To Kill a Mockingbird Turns Fifty, BEA Kicks Off in New York City, and More


Every day Poets & Writers Magazine scans the headlines—from publishing reports to academic announcements to literary dispatches—for all the news that creative writers need to know. Here are today's stories:

To Kill a Mockingbird turns fifty this summer; the classic Harper Lee novel will be honored in at least fifty celebrations and events across the country. (New York Times)

BookExpo America kicks off today in New York City. Jacket Copy previews the event while Publishers Weekly has an early report from inside the show's inaugural DIY Conference Marketplace. 

The Association of American Publishers reported a 16.6 percent increase in book sales for the month of March, contributing to an 8 percent increase for the year. 

The Korean film Poetry won the Best Screenplay prize at the Cannes Film Festival this weekend. (Chosun Ilbo

A new documentary featuring Nick Flynn, Margaret Atwood, George Saunders, and David Sedaris attempts to answer the question: "What's so scary about bad writing, anyway?" (New Yorker)

According to the Wall Street Journal, Flarf poetry has "blossomed into an anything-goes style no longer restricted to Google searches—so long as it is novel and edgy." (Shell Fischer covered the experimental poetry movement for Poets & Writers Magazine a year ago.)

Natasha Trethewey, winner of the 2007 Pulitzer Prize in poetry and a graduate of Hollins University, gave the commencement address at her alma mater on Sunday. (WDBJ)
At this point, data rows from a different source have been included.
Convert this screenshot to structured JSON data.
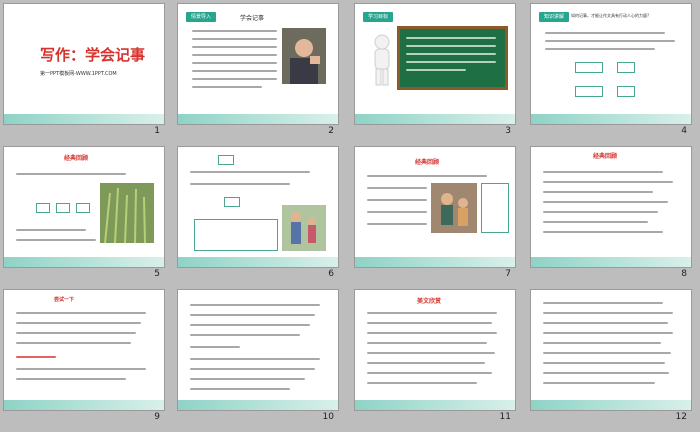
{
  "slides": [
    {
      "number": "1",
      "title": "写作：学会记事",
      "subtitle": "第一PPT模板网-WWW.1PPT.COM"
    },
    {
      "number": "2",
      "tag": "情景导入",
      "heading": "学会记事"
    },
    {
      "number": "3",
      "tag": "学习目标"
    },
    {
      "number": "4",
      "tag": "知识讲解",
      "heading": "如何记事，才能让作文具有打动人心的力量?"
    },
    {
      "number": "5",
      "heading": "经典回顾"
    },
    {
      "number": "6"
    },
    {
      "number": "7",
      "heading": "经典回顾"
    },
    {
      "number": "8",
      "heading": "经典回顾"
    },
    {
      "number": "9",
      "heading": "尝试一下"
    },
    {
      "number": "10"
    },
    {
      "number": "11",
      "heading": "美文欣赏"
    },
    {
      "number": "12"
    }
  ],
  "colors": {
    "accent": "#27a58f",
    "title_red": "#d6322e",
    "band": "#8fd3c6",
    "background": "#bdbdbd"
  }
}
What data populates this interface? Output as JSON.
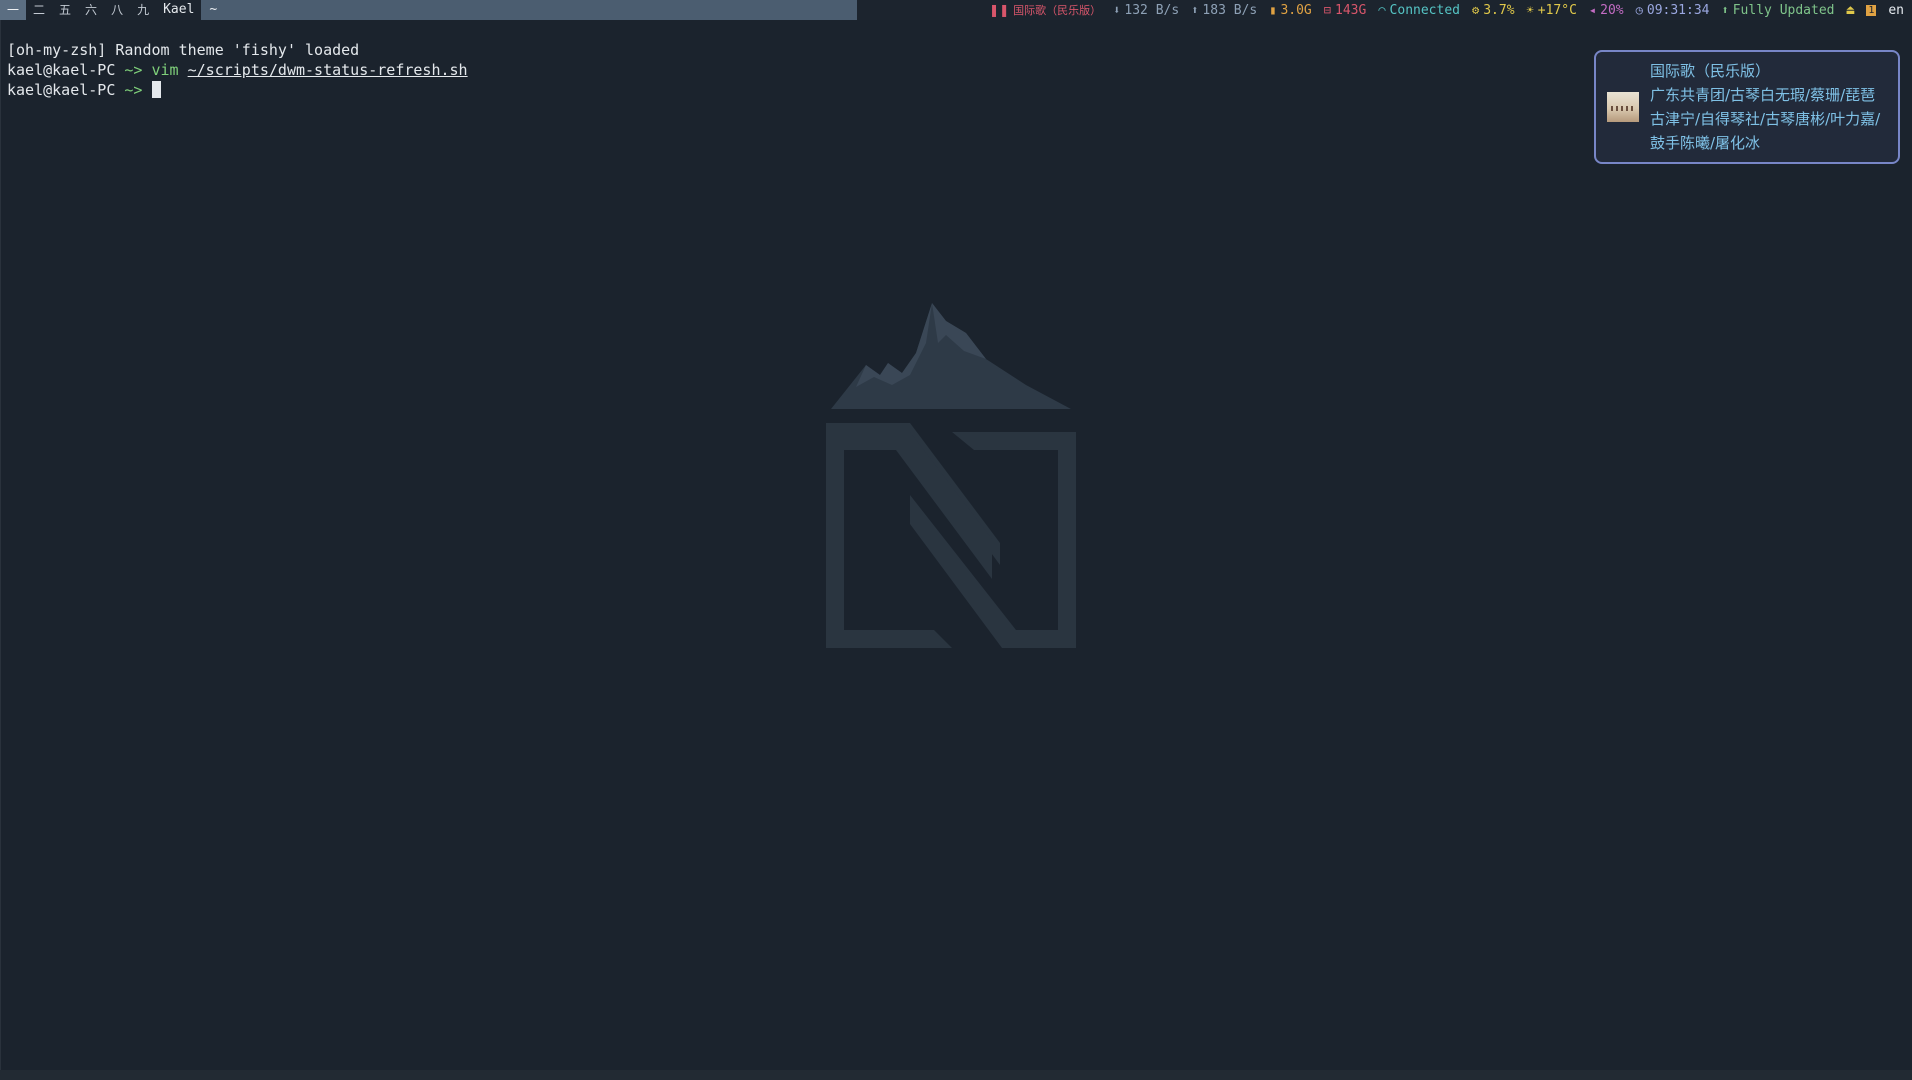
{
  "bar": {
    "tags": [
      "一",
      "二",
      "五",
      "六",
      "八",
      "九"
    ],
    "active_tag_index": 0,
    "window_title": "Kael",
    "layout_symbol": "~"
  },
  "status": {
    "music": "国际歌（民乐版）",
    "net_down": "132 B/s",
    "net_up": "183 B/s",
    "mem": "3.0G",
    "disk": "143G",
    "wifi": "Connected",
    "cpu": "3.7%",
    "temp": "+17°C",
    "volume": "20%",
    "clock": "09:31:34",
    "updates": "Fully Updated",
    "caps_icon": "⏏",
    "kb_icon": "1",
    "lang": "en"
  },
  "terminal": {
    "line1": "[oh-my-zsh] Random theme 'fishy' loaded",
    "prompt_user": "kael@kael-PC",
    "prompt_path": " ~> ",
    "cmd": "vim",
    "arg": "~/scripts/dwm-status-refresh.sh",
    "line3_user": "kael@kael-PC",
    "line3_path": " ~> "
  },
  "notification": {
    "title": "国际歌（民乐版）",
    "body": "广东共青团/古琴白无瑕/蔡珊/琵琶古津宁/自得琴社/古琴唐彬/叶力嘉/鼓手陈曦/屠化冰"
  },
  "colors": {
    "background": "#1b232d",
    "accent": "#7886c7",
    "prompt_green": "#7fd07a"
  }
}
"Whether rich or poor, residents of the United States or China, illiterate or college graduates, parents who have books in the home increase the level of education their children will attain," according to a massive twenty-year study led by the University of Nevada.